SEARAC Supports Senate Introduction of the Health Equity and Accountability Act of 2018
Right step toward health justice for all
Washington, DC– SEARAC applauds Sen. Mazie Hirono’s introduction of the Health Equity and Accountability Act (HEAA) of 2018, following the House introduction by Rep. Barbara Lee in May. This critical piece of legislation would benefit Southeast Asian American (SEAA) communities, as it includes provisions that would improve the collection and reporting of disaggregated data. The bill also creates culturally and linguistically appropriate health and mental health services to address the unique needs of immigrants and refugees.

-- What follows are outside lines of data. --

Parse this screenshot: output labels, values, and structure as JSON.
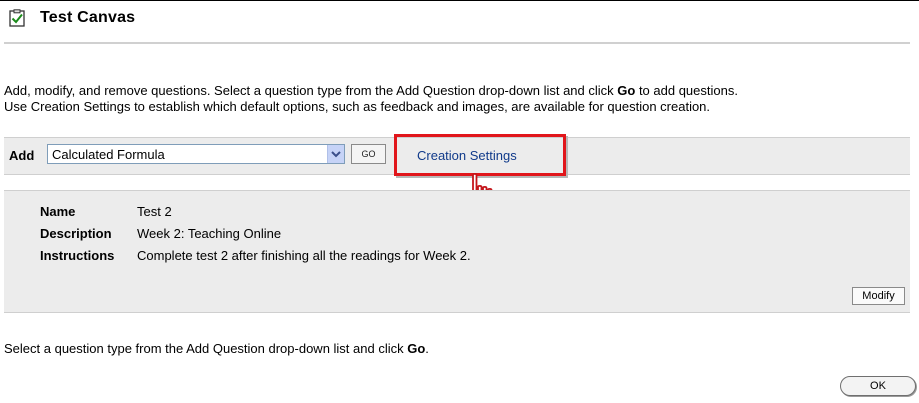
{
  "header": {
    "title": "Test Canvas",
    "icon": "test-checklist-icon"
  },
  "intro": {
    "line1_before": "Add, modify, and remove questions. Select a question type from the Add Question drop-down list and click ",
    "line1_bold": "Go",
    "line1_after": " to add questions.",
    "line2": "Use Creation Settings to establish which default options, such as feedback and images, are available for question creation."
  },
  "toolbar": {
    "add_label": "Add",
    "question_type_selected": "Calculated Formula",
    "go_label": "GO",
    "creation_settings_label": "Creation Settings"
  },
  "test_info": {
    "name_label": "Name",
    "name_value": "Test 2",
    "description_label": "Description",
    "description_value": "Week 2: Teaching Online",
    "instructions_label": "Instructions",
    "instructions_value": "Complete test 2 after finishing all the readings for Week 2.",
    "modify_label": "Modify"
  },
  "footer": {
    "text_before": "Select a question type from the Add Question drop-down list and click ",
    "text_bold": "Go",
    "text_after": ".",
    "ok_label": "OK"
  },
  "colors": {
    "highlight": "#e1161b",
    "link": "#103a8a",
    "panel_bg": "#ececec"
  }
}
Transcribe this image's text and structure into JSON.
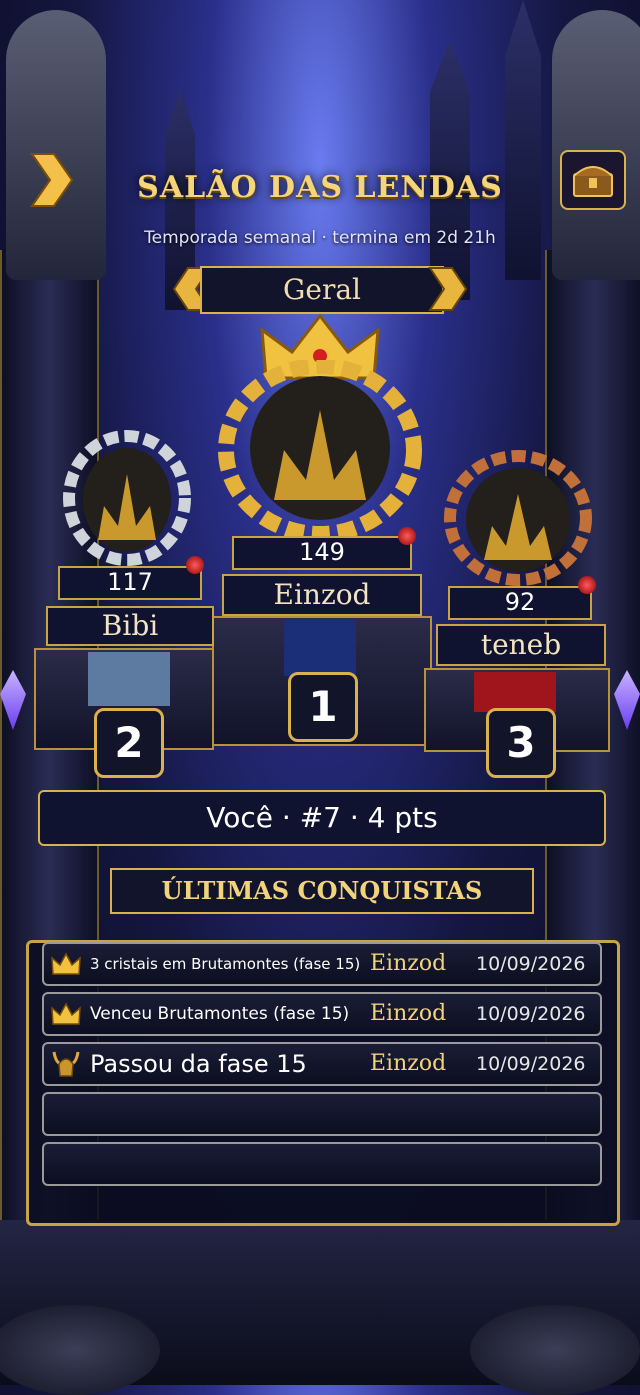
{
  "header": {
    "title": "SALÃO DAS LENDAS",
    "subtitle": "Temporada semanal · termina em 2d 21h"
  },
  "tab": {
    "label": "Geral"
  },
  "podium": [
    {
      "rank": "1",
      "name": "Einzod",
      "score": "149"
    },
    {
      "rank": "2",
      "name": "Bibi",
      "score": "117"
    },
    {
      "rank": "3",
      "name": "teneb",
      "score": "92"
    }
  ],
  "player": {
    "summary": "Você · #7 · 4 pts"
  },
  "achievements": {
    "title": "ÚLTIMAS CONQUISTAS",
    "rows": [
      {
        "icon": "crown-icon",
        "text": "3 cristais em Brutamontes (fase 15)",
        "player": "Einzod",
        "date": "10/09/2026"
      },
      {
        "icon": "crown-icon",
        "text": "Venceu Brutamontes (fase 15)",
        "player": "Einzod",
        "date": "10/09/2026"
      },
      {
        "icon": "horned-helmet-icon",
        "text": "Passou da fase 15",
        "player": "Einzod",
        "date": "10/09/2026"
      }
    ]
  },
  "colors": {
    "gold": "#d9b24b",
    "bg": "#14163f",
    "gem": "#c41414"
  }
}
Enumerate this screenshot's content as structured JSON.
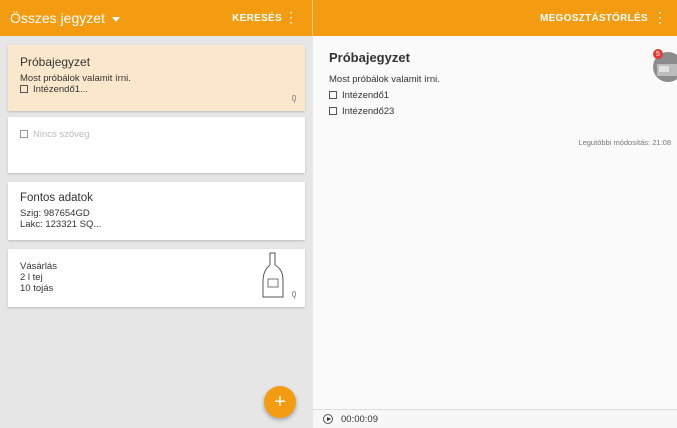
{
  "topbar": {
    "title": "Összes jegyzet",
    "search_label": "KERESÉS",
    "share_label": "MEGOSZTÁS",
    "delete_label": "TÖRLÉS"
  },
  "notes": [
    {
      "title": "Próbajegyzet",
      "text": "Most próbálok valamit írni.",
      "item": "Intézendő1..."
    },
    {
      "placeholder": "Nincs szöveg"
    },
    {
      "title": "Fontos adatok",
      "lines": [
        "Szig: 987654GD",
        "Lakc: 123321 SQ..."
      ]
    },
    {
      "title": "Vásárlás",
      "lines": [
        "2 l tej",
        "10 tojás"
      ]
    }
  ],
  "fab_label": "+",
  "detail": {
    "title": "Próbajegyzet",
    "text": "Most próbálok valamit írni.",
    "items": [
      "Intézendő1",
      "Intézendő23"
    ],
    "modified": "Legutóbbi módosítás: 21:08",
    "badge": "5",
    "audio_time": "00:00:09"
  },
  "colors": {
    "accent": "#f39c12",
    "selected_note": "#fbe8cc",
    "badge": "#e53935"
  }
}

As the largest refugee community to ever resettle in America’s history, SEAAs experience unique health and mental health challenges resulting from decades of unaddressed trauma and physical impacts of the US-backed war in Southeast Asia. For instance, SEAAs suffer disproportionately from hepatitis B, which can lead to cirrhosis, liver cancer, and liver failure. Hmong and Vietnamese women are at a higher risk of cervical cancer than other racial/ethnic groups.1 Additionally, many community members need support dealing with the physical, mental, and emotional scars from the war. A 2005 study in Long Beach found that 62% of older Cambodian adults experience symptoms of post-traumatic stress disorder, and 51% have major depression, compared to 3% of the general population in the United States.2 HEAA would help unmask these disparities through disaggregated data collection and reporting.

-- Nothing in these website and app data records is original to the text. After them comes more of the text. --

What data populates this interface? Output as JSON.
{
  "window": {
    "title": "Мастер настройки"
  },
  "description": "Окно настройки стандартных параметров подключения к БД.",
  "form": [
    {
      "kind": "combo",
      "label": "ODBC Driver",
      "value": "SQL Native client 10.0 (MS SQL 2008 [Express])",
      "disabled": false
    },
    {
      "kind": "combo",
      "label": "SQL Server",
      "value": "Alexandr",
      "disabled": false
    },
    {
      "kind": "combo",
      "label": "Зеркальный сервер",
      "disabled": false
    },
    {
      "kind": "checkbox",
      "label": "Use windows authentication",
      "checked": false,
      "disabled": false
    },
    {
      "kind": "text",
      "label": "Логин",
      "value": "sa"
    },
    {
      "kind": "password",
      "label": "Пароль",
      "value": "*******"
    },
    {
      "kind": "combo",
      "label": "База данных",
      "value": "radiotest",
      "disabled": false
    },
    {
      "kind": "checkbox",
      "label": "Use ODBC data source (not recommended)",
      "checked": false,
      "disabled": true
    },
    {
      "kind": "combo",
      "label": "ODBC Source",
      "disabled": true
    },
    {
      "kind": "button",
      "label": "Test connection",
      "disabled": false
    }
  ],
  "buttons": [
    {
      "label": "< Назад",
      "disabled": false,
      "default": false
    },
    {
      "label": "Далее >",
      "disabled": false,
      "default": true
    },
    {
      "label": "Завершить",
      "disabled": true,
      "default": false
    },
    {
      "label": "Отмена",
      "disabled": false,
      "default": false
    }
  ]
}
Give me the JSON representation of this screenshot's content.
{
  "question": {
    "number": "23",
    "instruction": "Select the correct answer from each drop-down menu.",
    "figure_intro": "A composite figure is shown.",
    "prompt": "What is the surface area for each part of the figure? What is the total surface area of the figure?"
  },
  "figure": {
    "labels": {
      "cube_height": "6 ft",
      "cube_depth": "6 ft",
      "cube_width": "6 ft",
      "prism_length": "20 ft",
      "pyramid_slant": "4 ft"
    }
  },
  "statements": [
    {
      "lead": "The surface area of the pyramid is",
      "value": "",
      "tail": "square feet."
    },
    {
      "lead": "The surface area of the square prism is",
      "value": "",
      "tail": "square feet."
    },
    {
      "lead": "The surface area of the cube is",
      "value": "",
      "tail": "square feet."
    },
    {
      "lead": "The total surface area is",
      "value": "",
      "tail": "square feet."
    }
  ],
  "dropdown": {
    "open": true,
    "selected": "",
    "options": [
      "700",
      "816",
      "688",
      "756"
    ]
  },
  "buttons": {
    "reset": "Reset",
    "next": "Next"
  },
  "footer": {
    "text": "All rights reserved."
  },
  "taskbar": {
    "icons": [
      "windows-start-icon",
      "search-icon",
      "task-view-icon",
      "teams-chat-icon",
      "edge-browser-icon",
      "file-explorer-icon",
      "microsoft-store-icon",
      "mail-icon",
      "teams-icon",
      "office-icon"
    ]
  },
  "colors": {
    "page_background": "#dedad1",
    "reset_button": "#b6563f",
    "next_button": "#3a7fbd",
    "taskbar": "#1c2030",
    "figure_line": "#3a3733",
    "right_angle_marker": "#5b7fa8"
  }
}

Furthermore, inadequate access to culturally and linguistically competent quality health care lead to SEAA health disparities. According to 2011-2015 US Census estimates, 38.3% of Cambodian, 36.7% of Hmong, 34.5% of Lao, and 48.6% of Vietnamese households speak English less than “very well,” compared to 8.6% of total US households.3 In addition to the linguistic and cultural barriers, many SEAA communities experience poverty at high rates, with 11% of Lao, 13% of Vietnamese, 14.9% of Cambodian, and 16.3% of Hmong still living below the poverty line.4 The combined barriers of limited English proficiency and low income result in the absence of quality care required to treat urgent and chronic conditions.
“SEARAC mobilized support for the Affordable Care Act in 2017 by collecting hundreds of community testimonials through our comment card campaign,” said Quyen Dinh, executive director of SEARAC. “This year, we want to go beyond protecting our health care to fighting for true health equity. HEAA creates systems that are responsive to the unique needs facing our SEAA families and elders so that they are able to heal with dignity. We applaud Sen. Hirono for her leadership and call on all lawmakers to support this historic bill.”
Call your senators and representative to support the Health Equity and Accountability Act of 2018!
“I am your constituent from (city, state), and I urge you to support the Health Equity and Accountability Act of 2018 (HEAA). As survivors of war and trauma from the US-backed war in Southeast Asia decades ago, many Southeast Asian American families and elders from Laos, Cambodia, and Vietnam continue to suffer with unaddressed physical and mental health issues. Our current health care systems lack an understanding of these disparities and offer little to no culturally and linguistically appropriate care. It is for these reasons that I support HEAA and encourage you to stand with our community by cosponsoring this important bill.”
*If your senator or representative is already co-sponsoring HEAA, remember to thank him or her!
1. Nancy K. Herther, Zha Blong Xiong, Karen Ritsema, Rebecca Vang, and Ri Zheng,”Health Disparities Research in the Hmong American Community: Implications for Practice and Policy,” Hmong Studies Journal no. 13.2 (2010): 1-31.
2. Grant N. Marshall, Terry Schell, Marc N. Elliot, Sarah Megan Berthold, and Chi-Ah Chun, “Mental Health of Cambodian Refugees 2 Decades After Resettlement in the United States,” JAMA, The Journal of the American Medical Association 294, no. 5, (2005): 571-579.
3. American Community Survey (ACS) – U.S. Census Bureau, 2011-2015 5-Year Estimates. Retrieved from https://factfinder.census.gov/faces/tableservices/jsf/pages/productview.xhtml?pid=ACS_15_SPT_DP02&prodType=table.
4. American Community Survey (ACS) – U.S. Census Bureau, 2017 1-year estimates.